DVLA updated guide to insulin-treated diabetes and driving
The DVLA has updated the guidance on glucose testing prior to driving. This now permits the use of interstitial glucose readings eg using Flash Glucose Scanning (FreeStyle Libre) and Continuous Glucose Monitoring (CGM) systems for Group 1 drivers only. However, finger-prick tests are still required (even for Group 1 drivers) under certain circumstances.
Some things remain the same….
- Drivers who have any form of diabetes treated with any insulin must inform the DVLA
- If you get any warnings symptoms of a hypo, you must stop safely as soon as possible – do not ignore the warnings.
- Group 1 and Group 2 drivers must tell the DVLA if (i) they have a severe hypo while driving (ii) if you or your healthcare team think you are at high risk of developing hypoglycaemia or (iii) if an existing medical condition gets worse or you develop any other condition that may affect your driving ability.
- Group 2 drivers must stop driving and tell the DVLA if they have a single episode of hypoglycaemia requiring the assistance of another, even if this is during sleep. The DVLA must also be told if there I any degree of impaired awareness of hypos, that is loss or reduced hypo warnings.
What has changed?
The more widespread use of Flash Glucose Scanning (FreeStyle Libre) and Continuous Glucose Monitoring (CGM) has resulted in this advice from the DVLA which includes precautions that drivers taking insulin should follow and these include the following.
- You should ALWAYS carry your glucose meter and test strips with you even if you use the FreeStyle Libre or CGM system.
- You should check your glucose less than 2 hours before starting the first journey and every 2 hours after driving started.
- A maximum of 2 hours should pass between the pre-driving glucose check and the first glucose check after driving has started.
- More frequent testing may be needed if the is a greater risk of hypoglycaemia e.g. after physical activity or an altered meal routine.
- In each case, if your glucose is 5.0mmol/L or less, eat a snack and if it is 4.0mmols/L or you feel hypo, do not drive.
- Always keep an emergency supply of fast-acting carbohydrate within easy reach and carry ID to show that you have diabetes. Take extra care during any changes in regime, lifestyle, exercise, travel and pregnancy.
- You must eat regular meals and snacks.
Advice on hypoglycaemia relevant to driving – here are some changes
- If your glucose is 5.0mmol/L or less, eat a snack and if it is 4.0mmols/L or you feel hypo, do not drive.
- If a hypo develops while driving, stop safely as soon as possible. Turn off the engine, remove the keys and move from the driver’s seat.
- You should not start driving until 45 minutes after a finger prick test shows back to normal of at least 5.0mmol/L as it takes the brain 45 minutes to recover.

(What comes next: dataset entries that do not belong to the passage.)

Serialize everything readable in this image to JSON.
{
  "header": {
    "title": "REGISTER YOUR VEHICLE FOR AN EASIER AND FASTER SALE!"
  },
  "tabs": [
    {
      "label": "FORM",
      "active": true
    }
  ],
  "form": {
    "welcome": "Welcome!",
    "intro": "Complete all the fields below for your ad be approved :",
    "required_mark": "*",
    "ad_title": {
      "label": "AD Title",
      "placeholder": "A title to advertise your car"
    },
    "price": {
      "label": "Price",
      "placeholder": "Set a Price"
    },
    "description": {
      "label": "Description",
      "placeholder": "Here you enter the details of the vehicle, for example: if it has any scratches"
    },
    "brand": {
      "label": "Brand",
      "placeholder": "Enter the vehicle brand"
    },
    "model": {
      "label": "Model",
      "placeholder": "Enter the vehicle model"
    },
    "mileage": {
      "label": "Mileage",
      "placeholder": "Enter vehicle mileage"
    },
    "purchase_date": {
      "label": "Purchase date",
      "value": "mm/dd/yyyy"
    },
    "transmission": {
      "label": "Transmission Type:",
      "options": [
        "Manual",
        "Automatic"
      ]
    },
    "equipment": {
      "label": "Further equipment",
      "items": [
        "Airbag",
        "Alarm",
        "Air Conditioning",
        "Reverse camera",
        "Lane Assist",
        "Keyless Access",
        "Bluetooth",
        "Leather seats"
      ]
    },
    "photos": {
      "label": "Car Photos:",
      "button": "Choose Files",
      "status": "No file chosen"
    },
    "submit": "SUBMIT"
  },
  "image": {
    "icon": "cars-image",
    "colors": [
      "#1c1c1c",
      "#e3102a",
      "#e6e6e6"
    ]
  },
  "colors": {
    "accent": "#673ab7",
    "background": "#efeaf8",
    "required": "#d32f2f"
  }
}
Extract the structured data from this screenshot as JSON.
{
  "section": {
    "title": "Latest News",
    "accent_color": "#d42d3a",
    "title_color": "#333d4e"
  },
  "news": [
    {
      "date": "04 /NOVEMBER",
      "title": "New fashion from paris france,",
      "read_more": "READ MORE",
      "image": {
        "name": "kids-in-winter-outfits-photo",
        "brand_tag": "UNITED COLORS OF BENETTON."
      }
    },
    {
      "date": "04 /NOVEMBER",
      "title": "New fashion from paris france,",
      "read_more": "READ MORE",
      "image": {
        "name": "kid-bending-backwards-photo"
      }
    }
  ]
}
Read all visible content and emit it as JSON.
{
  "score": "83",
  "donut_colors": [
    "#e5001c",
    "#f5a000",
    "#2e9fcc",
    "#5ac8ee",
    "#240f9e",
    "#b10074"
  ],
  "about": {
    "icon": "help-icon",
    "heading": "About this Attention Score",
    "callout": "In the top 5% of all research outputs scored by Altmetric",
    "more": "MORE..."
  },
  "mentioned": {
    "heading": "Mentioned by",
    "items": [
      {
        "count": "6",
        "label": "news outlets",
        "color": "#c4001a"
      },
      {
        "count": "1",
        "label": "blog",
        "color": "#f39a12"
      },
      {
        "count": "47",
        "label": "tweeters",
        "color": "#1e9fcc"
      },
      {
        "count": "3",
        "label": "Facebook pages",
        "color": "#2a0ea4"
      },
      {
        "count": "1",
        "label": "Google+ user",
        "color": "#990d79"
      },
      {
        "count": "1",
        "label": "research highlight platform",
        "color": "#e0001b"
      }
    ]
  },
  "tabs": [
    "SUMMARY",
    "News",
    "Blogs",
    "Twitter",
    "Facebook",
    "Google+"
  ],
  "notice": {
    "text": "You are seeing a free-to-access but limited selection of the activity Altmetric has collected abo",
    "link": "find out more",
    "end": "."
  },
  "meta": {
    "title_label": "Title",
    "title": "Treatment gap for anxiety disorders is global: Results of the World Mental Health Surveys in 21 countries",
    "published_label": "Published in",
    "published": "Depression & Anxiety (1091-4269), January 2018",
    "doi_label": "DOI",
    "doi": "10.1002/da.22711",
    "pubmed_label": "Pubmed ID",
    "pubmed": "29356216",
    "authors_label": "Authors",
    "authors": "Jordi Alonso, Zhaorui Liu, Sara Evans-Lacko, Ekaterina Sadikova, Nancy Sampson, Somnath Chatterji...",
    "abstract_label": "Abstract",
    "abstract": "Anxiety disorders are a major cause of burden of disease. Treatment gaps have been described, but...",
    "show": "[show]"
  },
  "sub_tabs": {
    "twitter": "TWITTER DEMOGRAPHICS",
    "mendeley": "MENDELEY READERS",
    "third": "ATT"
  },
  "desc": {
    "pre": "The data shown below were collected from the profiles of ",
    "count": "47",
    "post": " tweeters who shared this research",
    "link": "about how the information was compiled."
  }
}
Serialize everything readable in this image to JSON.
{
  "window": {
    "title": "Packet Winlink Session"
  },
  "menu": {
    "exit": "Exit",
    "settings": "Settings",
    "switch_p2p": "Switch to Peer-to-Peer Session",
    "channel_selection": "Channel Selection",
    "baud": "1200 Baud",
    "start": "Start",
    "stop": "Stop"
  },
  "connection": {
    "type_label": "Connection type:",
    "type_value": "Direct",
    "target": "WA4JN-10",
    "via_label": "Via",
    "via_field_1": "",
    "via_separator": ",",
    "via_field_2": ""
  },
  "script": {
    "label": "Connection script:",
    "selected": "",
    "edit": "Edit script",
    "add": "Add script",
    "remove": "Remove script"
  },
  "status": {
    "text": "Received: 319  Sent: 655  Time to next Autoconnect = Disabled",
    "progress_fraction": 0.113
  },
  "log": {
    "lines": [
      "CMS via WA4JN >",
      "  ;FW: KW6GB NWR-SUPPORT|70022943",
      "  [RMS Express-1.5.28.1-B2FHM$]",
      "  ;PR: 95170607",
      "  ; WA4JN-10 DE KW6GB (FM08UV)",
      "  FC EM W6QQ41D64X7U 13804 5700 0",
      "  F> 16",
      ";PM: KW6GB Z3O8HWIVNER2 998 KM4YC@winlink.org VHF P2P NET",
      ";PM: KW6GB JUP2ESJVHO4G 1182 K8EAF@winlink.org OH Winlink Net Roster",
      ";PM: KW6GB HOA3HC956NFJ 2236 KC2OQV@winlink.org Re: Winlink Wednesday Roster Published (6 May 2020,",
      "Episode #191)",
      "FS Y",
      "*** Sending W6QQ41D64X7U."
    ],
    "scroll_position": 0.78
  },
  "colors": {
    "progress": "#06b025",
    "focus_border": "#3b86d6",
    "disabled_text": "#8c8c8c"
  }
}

- If you use the FreeStyle Libre or CGM system and the reading is 4.0mmol/L or below you must stop driving and confirm your reading with a finger prick test.
- Your finger prick test must be at least 5.0mmol/L before returning to driving.
Appropriate glucose monitoring systems
- Group 1 drivers may now use finger prick glucose testing and continuous glucose monitoring systems for driving.
- Group 2 drivers MUST continue to use finger prick testing for driving. CGM and FreeStyle Libre are NOT legally permitted for Group 2 driving.
- As there are times when users of the FreeStyle Libre and CGMs are required to finger prick test, ALL users must also have finger prick glucose monitors and test strips available when driving.
Some things worth remembering
- If you are driving, the FreeStyle Libre is not a hands-free device so you will be liable to prosecution if you use it while driving.
- Modern meters of all types keep records of when finger prick tests are carried out, so the police can check if people follow, or do not follow, the DVLA advice.
The DVLA information can be found at the following link: